And this is not speculation. This is not a situation where we anticipate a possible threat in the future.
And my job as commander in chief will be to make sure that we strike anybody who would do America harm when we have actionable intelligence do to that.
GIBSON: Senator Edwards, do you agree with him?
EDWARDS: If I as president of the United States know where Osama bin Laden is, I would go get him, period.
This man is the mastermind of a mass murder in the United States of America. He is public enemy number one, as Al Qaida is.
But I would add, this has to be put into a bigger context of what should America be doing over the long term to deal with this whole issue of nuclear proliferation? Because if you look at Pakistan, it's a perfect vehicle for actually thinking about this issue.
Here's an unstable leader, Musharraf, in a country with a serious radical -- violently radical element that could, under some circumstances, take over the government.
If they did, they would have control of a nuclear weapon. They could either use it, or they could turn it over to a terrorist organization to be used against America or some of our allies.
I think the bigger picture on this is, what do we do over the long term?
Because what we're doing now is essentially an ad hoc, nation-by- nation, case-by-case basis of trying to control the spread of this nuclear technology.
EDWARDS: In the short term, that is exactly what we should do and what I would do as president of the United States. But A.Q. Khan, who developed the nuclear weapon for Pakistan, we know has already spread some of this technology to other places.
And I think this ad hoc policy does not work over the long term. And what I believe we should be doing over the long term and what I will do as president of the United States, besides dealing with these short-term threats -- which are very serious and should be taken seriously -- I, as president of the United States, want to do what some Republicans and some Democrats have said, which is to lead a long-term initiative -- international initiative -- to actually rid the world of nuclear weapons, because that is the only way to make the world safer and secure and to keep America safe.
GIBSON: Well, you led me right up to the point of what you'd do if the Islamic radicals actually took control of the Pakistani government and, therefore, were in control of nuclear weapons, and then you went away from that. But I'll come back to that in a moment.
RICHARDSON: In any foreign policy decision, I would use diplomacy first, in response to your question.
RICHARDSON: And that basically means that the last thing we need in the Muslim world is another action like Iraq, which is going to inflame the Muslim world in a horrendous way.
Now, here's what I would do.
First, with Pakistan, here is an example of a country, a potentially failed nation-state with nuclear weapons.

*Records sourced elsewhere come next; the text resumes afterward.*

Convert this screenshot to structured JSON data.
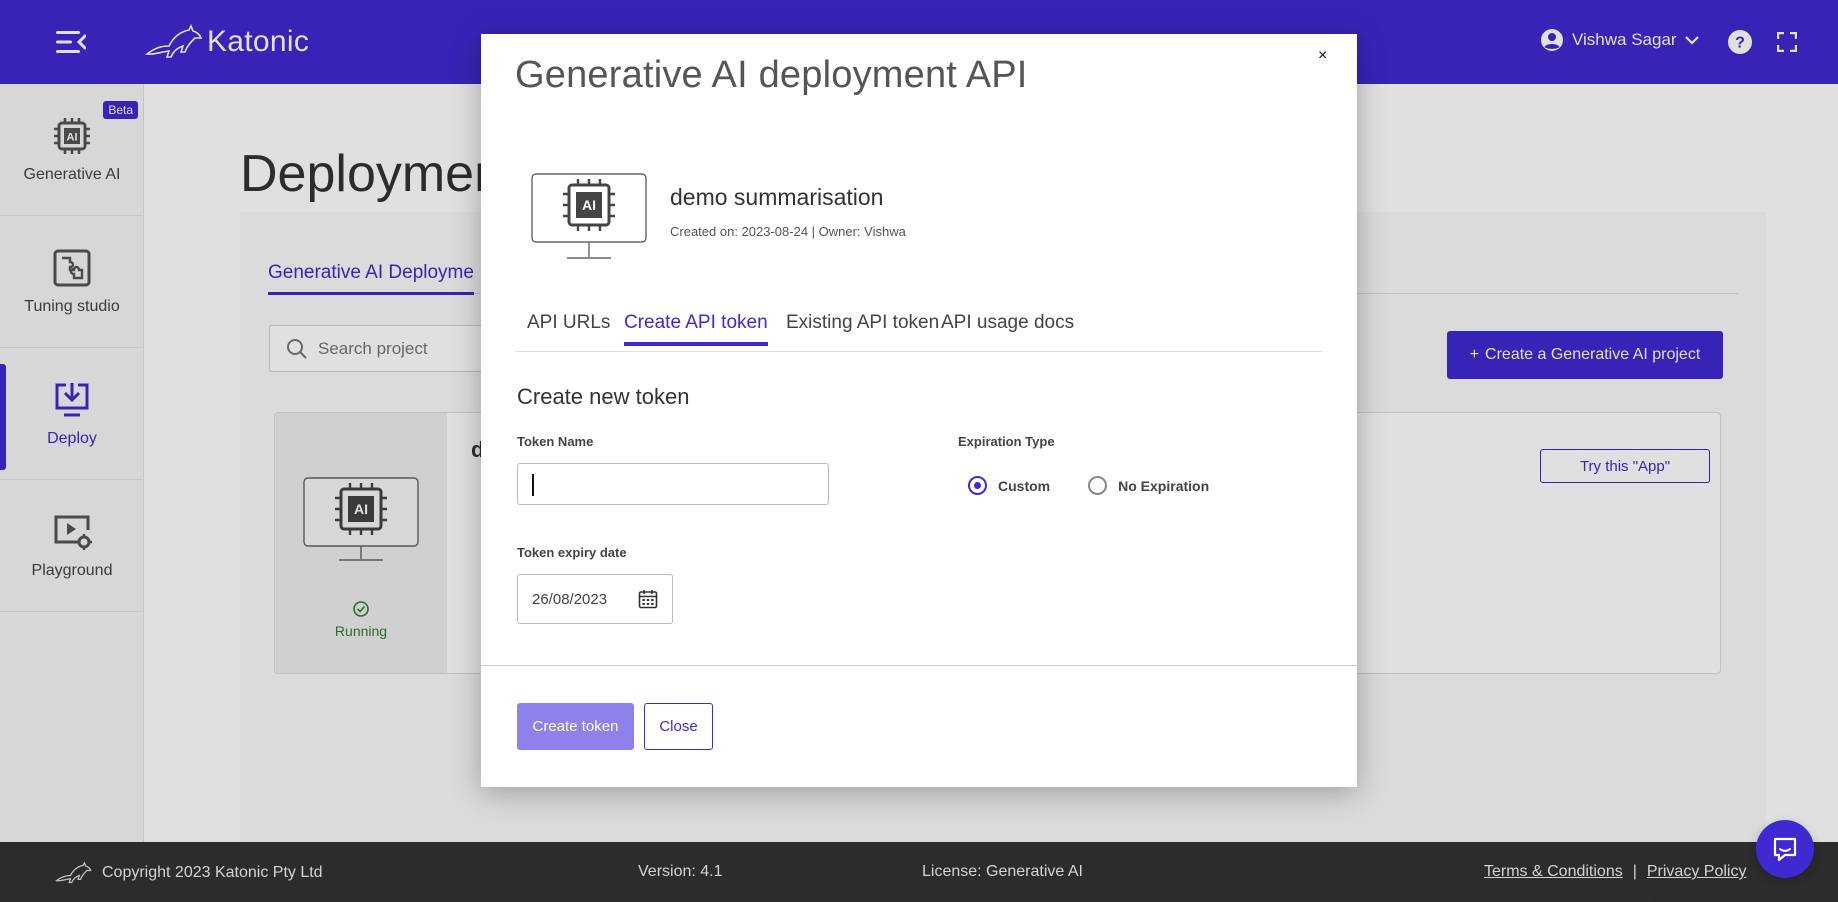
{
  "topbar": {
    "logo_text": "Katonic",
    "user_name": "Vishwa Sagar",
    "brand_color": "#3f2ad1"
  },
  "sidebar": {
    "items": [
      {
        "label": "Generative AI",
        "icon": "ai-chip-icon",
        "badge": "Beta"
      },
      {
        "label": "Tuning studio",
        "icon": "puzzle-icon"
      },
      {
        "label": "Deploy",
        "icon": "deploy-monitor-icon",
        "active": true
      },
      {
        "label": "Playground",
        "icon": "playground-icon"
      }
    ]
  },
  "main": {
    "page_title": "Deploymen",
    "tab_label": "Generative AI Deployme",
    "search_placeholder": "Search project",
    "create_project_label": "Create a Generative AI project",
    "card": {
      "title_initial": "d",
      "status": "Running",
      "try_app_label": "Try this \"App\""
    }
  },
  "modal": {
    "title": "Generative AI deployment API",
    "close_glyph": "×",
    "project_name": "demo summarisation",
    "project_meta": "Created on: 2023-08-24 | Owner: Vishwa",
    "tabs": [
      {
        "label": "API URLs",
        "active": false
      },
      {
        "label": "Create API token",
        "active": true
      },
      {
        "label": "Existing API token",
        "active": false
      },
      {
        "label": "API usage docs",
        "active": false
      }
    ],
    "section_title": "Create new token",
    "token_name_label": "Token Name",
    "token_name_value": "",
    "expiration_type_label": "Expiration Type",
    "expiration_options": [
      {
        "label": "Custom",
        "checked": true
      },
      {
        "label": "No Expiration",
        "checked": false
      }
    ],
    "expiry_date_label": "Token expiry date",
    "expiry_date_value": "26/08/2023",
    "create_token_label": "Create token",
    "close_label": "Close"
  },
  "footer": {
    "copyright": "Copyright 2023 Katonic Pty Ltd",
    "version": "Version: 4.1",
    "license": "License: Generative AI",
    "terms": "Terms & Conditions",
    "separator": "|",
    "privacy": "Privacy Policy"
  }
}
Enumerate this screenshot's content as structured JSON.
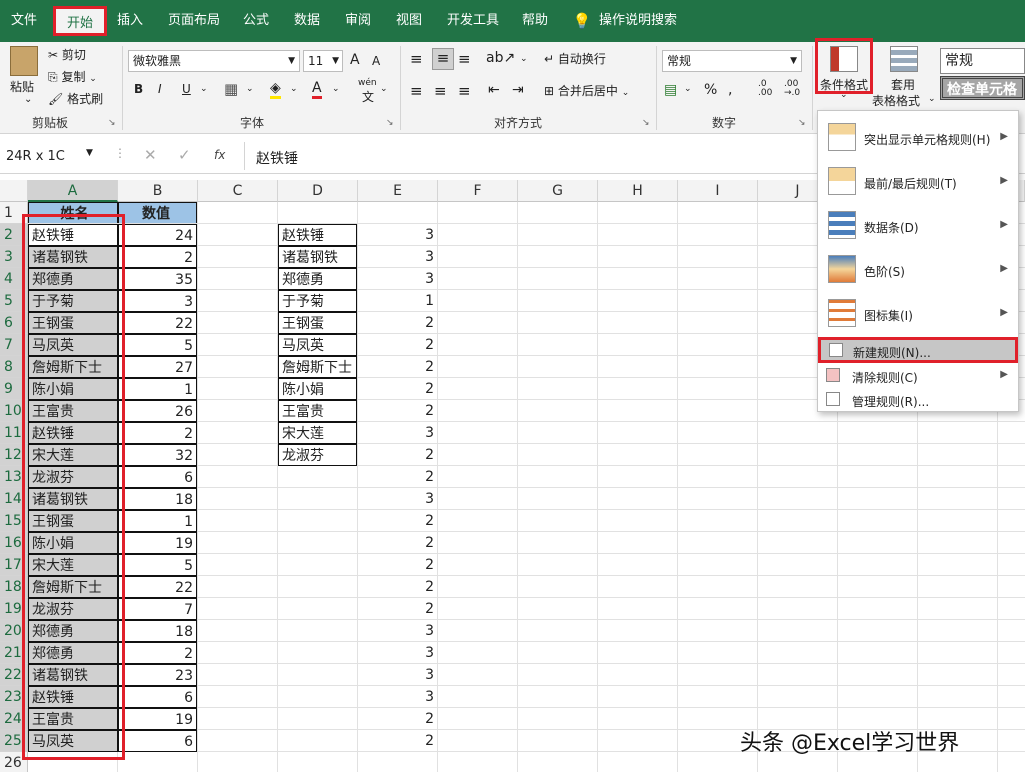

What a president must do is have a foreign policy of principles and realism.
And the Bush foreign policy, with Musharraf, we get the worst of all worlds. We had a situation where he has not gone after Al Qaida in his own country, despite the fact that we've given him $11 billion. And he's also severely damaged the constitution. He's basically said that he is the supreme dictator. So we have the worst of all worlds.